    Another exception for me is Resident Evil... I like the GameCube version.. I don't like zombies or RE that much to begin with though. I agree with anyone who likes the newest HD versions!
    In general, I’ve little interest in remakes of any sort! I've got enough old games I still need to play!
    but, if it's good, it's good!

    sometimes it's like, which generation of Mr.Potato Head is best??? 90's is my favorite, he had the best pieces! He was in Toy Story, and mascot for Burger King for a minute.


    more like

    Mother 2 : Mother :: Demon’s Souls : Dark Souls


    You know what was a really good remake?
    Heart Gold and Soul Silver
    but you still gotta play the originals, man.

    Any time a remake makes me cry, it's a good'n.
    that's why I give Final Fantasy VII Remake 11 gallons of tears out of 10

    I don’t think the anniversary edition of Halo1 gets enough flak. They really screwed that up and completely ruined Truth and Reconciliation, the most moody and interesting Halo1 level. Such trash. So sad.

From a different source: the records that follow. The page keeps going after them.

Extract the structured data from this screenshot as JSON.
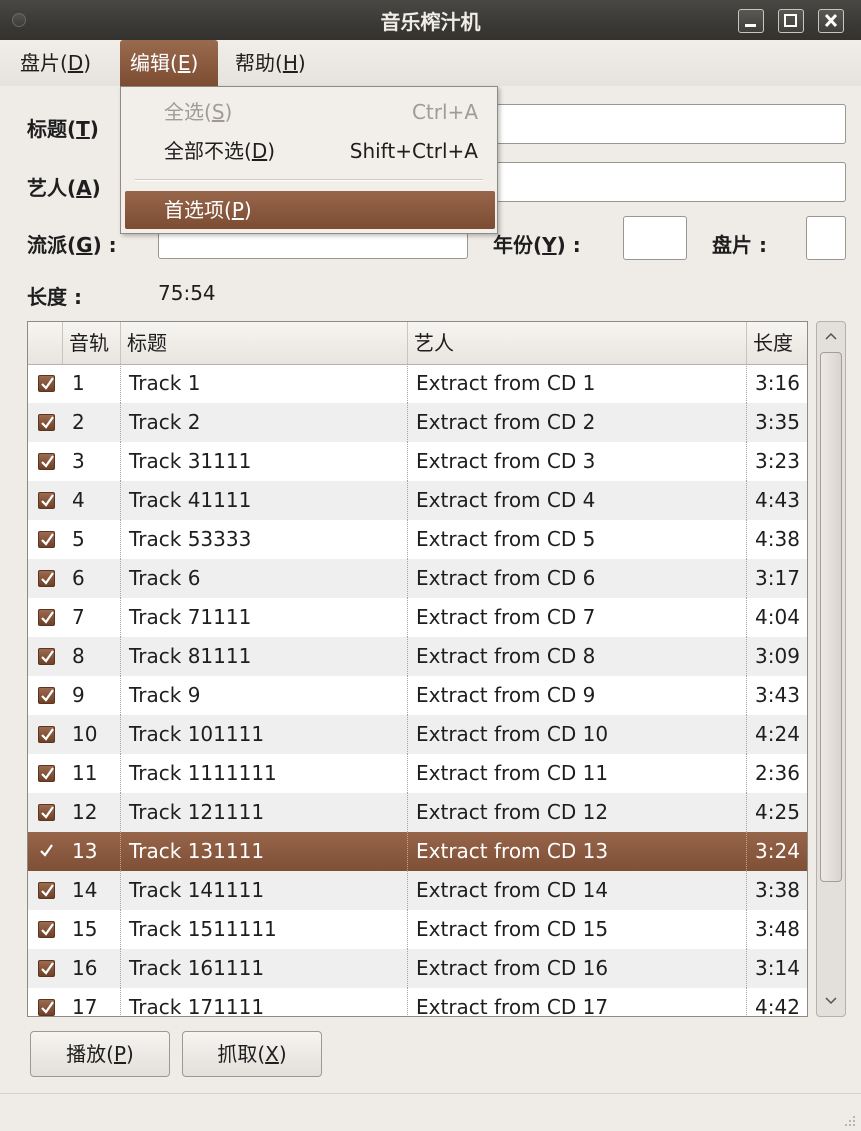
{
  "window": {
    "title": "音乐榨汁机"
  },
  "menubar": [
    {
      "pre": "盘片(",
      "key": "D",
      "post": ")"
    },
    {
      "pre": "编辑(",
      "key": "E",
      "post": ")"
    },
    {
      "pre": "帮助(",
      "key": "H",
      "post": ")"
    }
  ],
  "form": {
    "title_label": {
      "pre": "标题(",
      "key": "T",
      "post": ")"
    },
    "artist_label": {
      "pre": "艺人(",
      "key": "A",
      "post": ")"
    },
    "genre_label": {
      "pre": "流派(",
      "key": "G",
      "post": ") :"
    },
    "year_label": {
      "pre": "年份(",
      "key": "Y",
      "post": ") :"
    },
    "disc_label": "盘片 :",
    "length_label": "长度 :",
    "length_value": "75:54",
    "title_value": "",
    "artist_value": "",
    "genre_value": "",
    "year_value": "",
    "disc_value": ""
  },
  "edit_menu": {
    "select_all": {
      "pre": "全选(",
      "key": "S",
      "post": ")",
      "accel": "Ctrl+A",
      "enabled": false
    },
    "deselect_all": {
      "pre": "全部不选(",
      "key": "D",
      "post": ")",
      "accel": "Shift+Ctrl+A",
      "enabled": true
    },
    "preferences": {
      "pre": "首选项(",
      "key": "P",
      "post": ")",
      "highlighted": true
    }
  },
  "tracklist": {
    "columns": [
      "音轨",
      "标题",
      "艺人",
      "长度"
    ],
    "selected_index": 12,
    "rows": [
      {
        "num": "1",
        "title": "Track 1",
        "artist": "Extract from CD 1",
        "length": "3:16",
        "checked": true
      },
      {
        "num": "2",
        "title": "Track 2",
        "artist": "Extract from CD 2",
        "length": "3:35",
        "checked": true
      },
      {
        "num": "3",
        "title": "Track 31111",
        "artist": "Extract from CD 3",
        "length": "3:23",
        "checked": true
      },
      {
        "num": "4",
        "title": "Track 41111",
        "artist": "Extract from CD 4",
        "length": "4:43",
        "checked": true
      },
      {
        "num": "5",
        "title": "Track 53333",
        "artist": "Extract from CD 5",
        "length": "4:38",
        "checked": true
      },
      {
        "num": "6",
        "title": "Track 6",
        "artist": "Extract from CD 6",
        "length": "3:17",
        "checked": true
      },
      {
        "num": "7",
        "title": "Track 71111",
        "artist": "Extract from CD 7",
        "length": "4:04",
        "checked": true
      },
      {
        "num": "8",
        "title": "Track 81111",
        "artist": "Extract from CD 8",
        "length": "3:09",
        "checked": true
      },
      {
        "num": "9",
        "title": "Track 9",
        "artist": "Extract from CD 9",
        "length": "3:43",
        "checked": true
      },
      {
        "num": "10",
        "title": "Track 101111",
        "artist": "Extract from CD 10",
        "length": "4:24",
        "checked": true
      },
      {
        "num": "11",
        "title": "Track 1111111",
        "artist": "Extract from CD 11",
        "length": "2:36",
        "checked": true
      },
      {
        "num": "12",
        "title": "Track 121111",
        "artist": "Extract from CD 12",
        "length": "4:25",
        "checked": true
      },
      {
        "num": "13",
        "title": "Track 131111",
        "artist": "Extract from CD 13",
        "length": "3:24",
        "checked": true
      },
      {
        "num": "14",
        "title": "Track 141111",
        "artist": "Extract from CD 14",
        "length": "3:38",
        "checked": true
      },
      {
        "num": "15",
        "title": "Track 1511111",
        "artist": "Extract from CD 15",
        "length": "3:48",
        "checked": true
      },
      {
        "num": "16",
        "title": "Track 161111",
        "artist": "Extract from CD 16",
        "length": "3:14",
        "checked": true
      },
      {
        "num": "17",
        "title": "Track 171111",
        "artist": "Extract from CD 17",
        "length": "4:42",
        "checked": true
      }
    ]
  },
  "buttons": {
    "play": {
      "pre": "播放(",
      "key": "P",
      "post": ")"
    },
    "extract": {
      "pre": "抓取(",
      "key": "X",
      "post": ")"
    }
  },
  "colors": {
    "accent": "#8b5a3e",
    "window_bg": "#efebe7",
    "row_alt": "#efefef"
  }
}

    having gotten back into playing more retro games specifically on their original hardware this past year, i think there‘s really something to be said for the experience of a game being played as it was originally intended, that remakes really struggle to pull off. i don’t think this is a controversial opinion in these parts haha, but i do think that a remake needs to either re-imagine the original title or do something truly unique with the latest hardware so that the experience of playing it “for the first time” is recreated in a way that goes beyond nostalgia for the player.

    but! it also depends. i'm replaying Killer7 for the first time since it came out and i think it manages to do just as well on a PC with HD upgrades. however, i don't know if i like it as much as i did originally, but that's a different topic.

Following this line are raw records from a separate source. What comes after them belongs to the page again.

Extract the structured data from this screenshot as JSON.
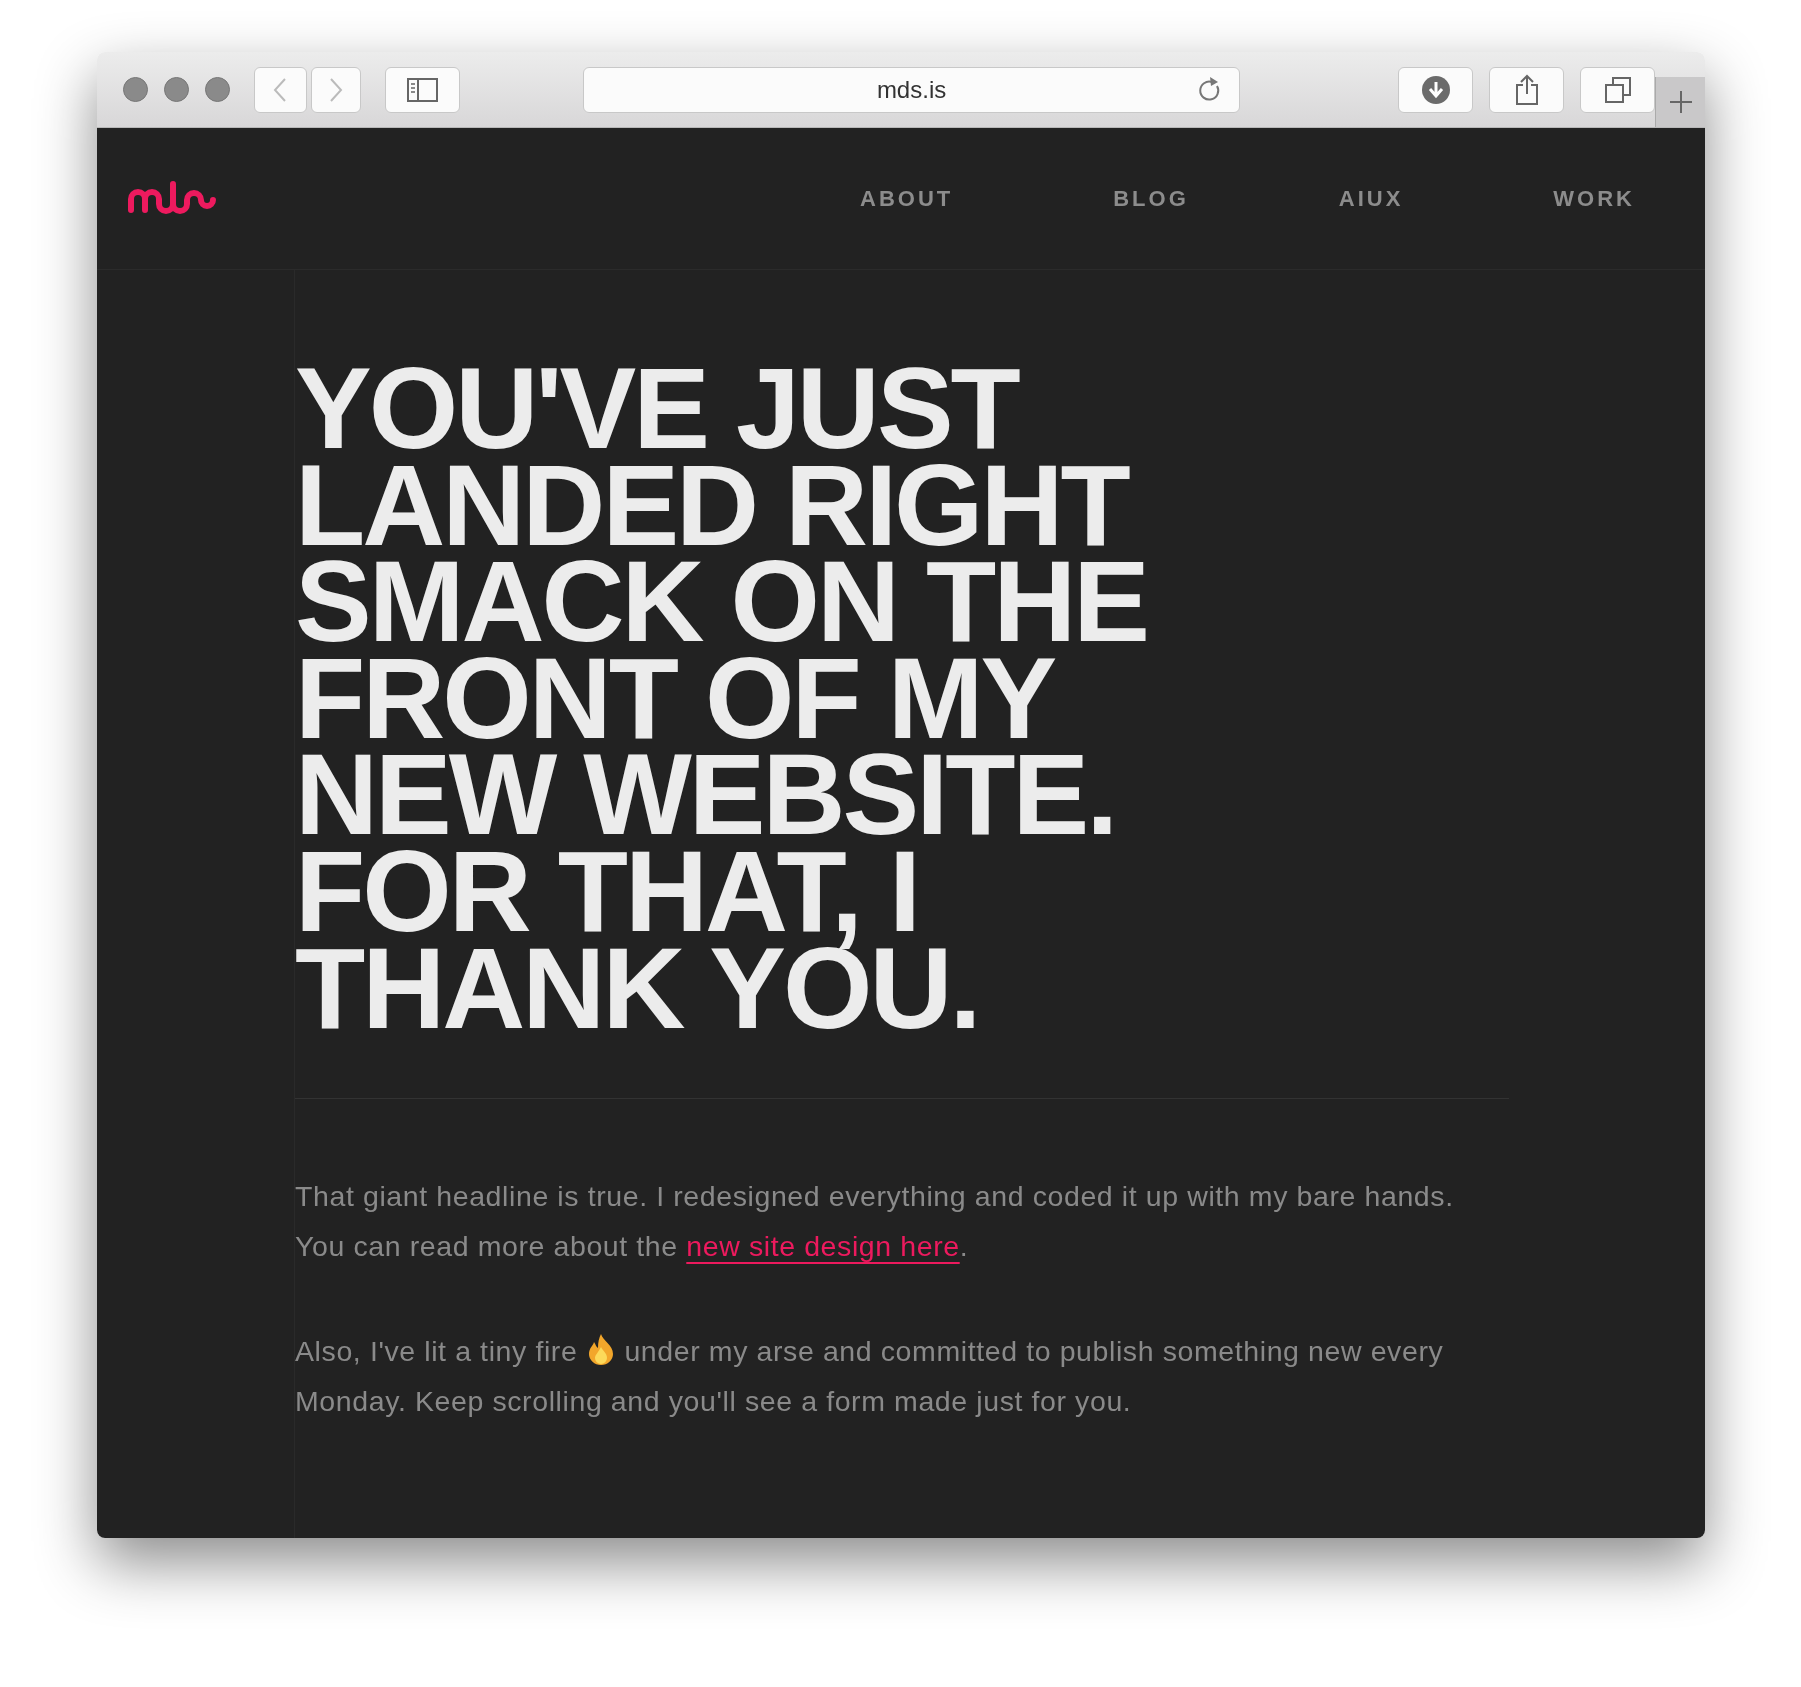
{
  "browser": {
    "address": "mds.is"
  },
  "nav": {
    "items": [
      {
        "label": "ABOUT"
      },
      {
        "label": "BLOG"
      },
      {
        "label": "AIUX"
      },
      {
        "label": "WORK"
      }
    ]
  },
  "headline": "YOU'VE JUST LANDED RIGHT SMACK ON THE FRONT OF MY NEW WEBSITE. FOR THAT, I THANK YOU.",
  "paragraphs": [
    {
      "segments": [
        {
          "kind": "text",
          "text": "That giant headline is true. I redesigned everything and coded it up with my bare hands. You can read more about the "
        },
        {
          "kind": "link",
          "text": "new site design here"
        },
        {
          "kind": "text",
          "text": "."
        }
      ]
    },
    {
      "segments": [
        {
          "kind": "text",
          "text": "Also, I've lit a tiny fire "
        },
        {
          "kind": "icon"
        },
        {
          "kind": "text",
          "text": " under my arse and committed to publish something new every Monday. Keep scrolling and you'll see a form made just for you."
        }
      ]
    }
  ]
}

    but i tried out Pulseman on my Genesis recently, and it plays around a lot with the aesthetics of a CRT, which is much less effective on displays that don't have those features.

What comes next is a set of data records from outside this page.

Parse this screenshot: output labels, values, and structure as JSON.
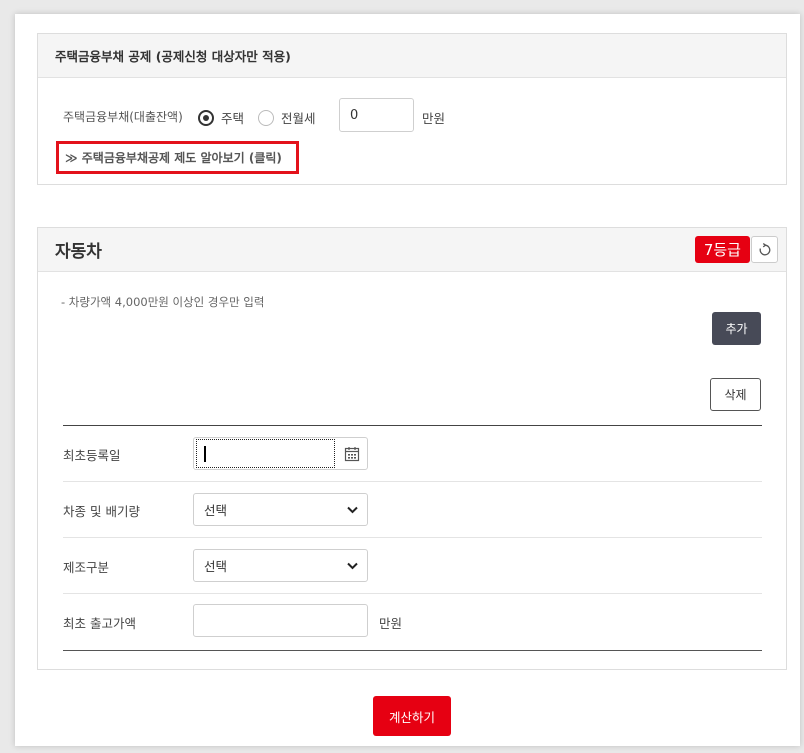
{
  "housing": {
    "title": "주택금융부채 공제 (공제신청 대상자만 적용)",
    "label": "주택금융부채(대출잔액)",
    "radio_house": "주택",
    "radio_rent": "전월세",
    "amount_value": "0",
    "unit": "만원",
    "learn_link": "≫ 주택금융부채공제 제도 알아보기 (클릭)"
  },
  "car": {
    "title": "자동차",
    "grade": "7등급",
    "note": "- 차량가액 4,000만원 이상인 경우만 입력",
    "add_label": "추가",
    "delete_label": "삭제",
    "rows": {
      "first_reg": {
        "label": "최초등록일",
        "value": ""
      },
      "type": {
        "label": "차종 및 배기량",
        "value": "선택"
      },
      "maker": {
        "label": "제조구분",
        "value": "선택"
      },
      "price": {
        "label": "최초 출고가액",
        "value": "",
        "unit": "만원"
      }
    }
  },
  "calc_label": "계산하기",
  "colors": {
    "accent": "#e60012",
    "dark_button": "#474a57"
  }
}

    @isfet#15265 funny you would bring up Pulseman. Last time I was in Oakland, I brought my SEGA up into my friends apartment to play on his projector. I booted up pulseman, thinking, yeah, a crt would be better. It’s true, I‘d rather play on my crt of course but, actually pulseman intro was pretty cool projected onto the wall. Probably because projectors also use similar CRT technology and existed during the days of CRTs, it wasn’t totally wrong to me to view the static effects of the intro projected onto his wall. It was actually really cool and felt like pulseman was jumping out of the wall at us, which is the intended effect of the intro!

    but yeah, forget about an hdtv.


    @Lesmocon#15121 ok this is interesting. I‘ve only played Yakuza 2 so far. I’ve got Kiwami 2 installed and ready to go, but haven't started it yet! Really interested to see how it goes as 2 is probably one of my top ps2 games.

    it‘s interesting that once sakaguchi left square and wada became the big boss they immediately started exploiting FFVII as a franchise with all the companion games. obviously these aren’t remakes, but visionaries (i have my own sakaguchi complaints but hard to not term him that) in the industry seem to always be fighting an uphill battle against the shareholder rep CEOs for whom the value of remaking or exploiting existing franchises is obvious. keita takahashi is another example. this seems more endemic to games than film to me but i don't pay enough attention to film to be sure

    i'll join the chorus and say that i don't see the value in remakes, and often sneer at them, but i gotta admit a couple things:

    one is that i get excited thinking about FFVIII being remade,

    the other is that the gamecube resident evil remake is like unbelievably good to me for as far as i played it. so i guess sometimes new tech can mean that the original vision is more fully realized, without any real compromise. this is the only remake that i feel this way about though

    @hellomrkearns#15502 it’s kind of a ff7->ff7r thing for those of us who hold the ps2 yakuza 2 in high regard. Just a different thing that’s also good, but doesn’t really carry forward essential qualities of the original

    @yeso#15567 I argue that FF7R carries forward the essential qualities most of all, while dropping some superficial stuff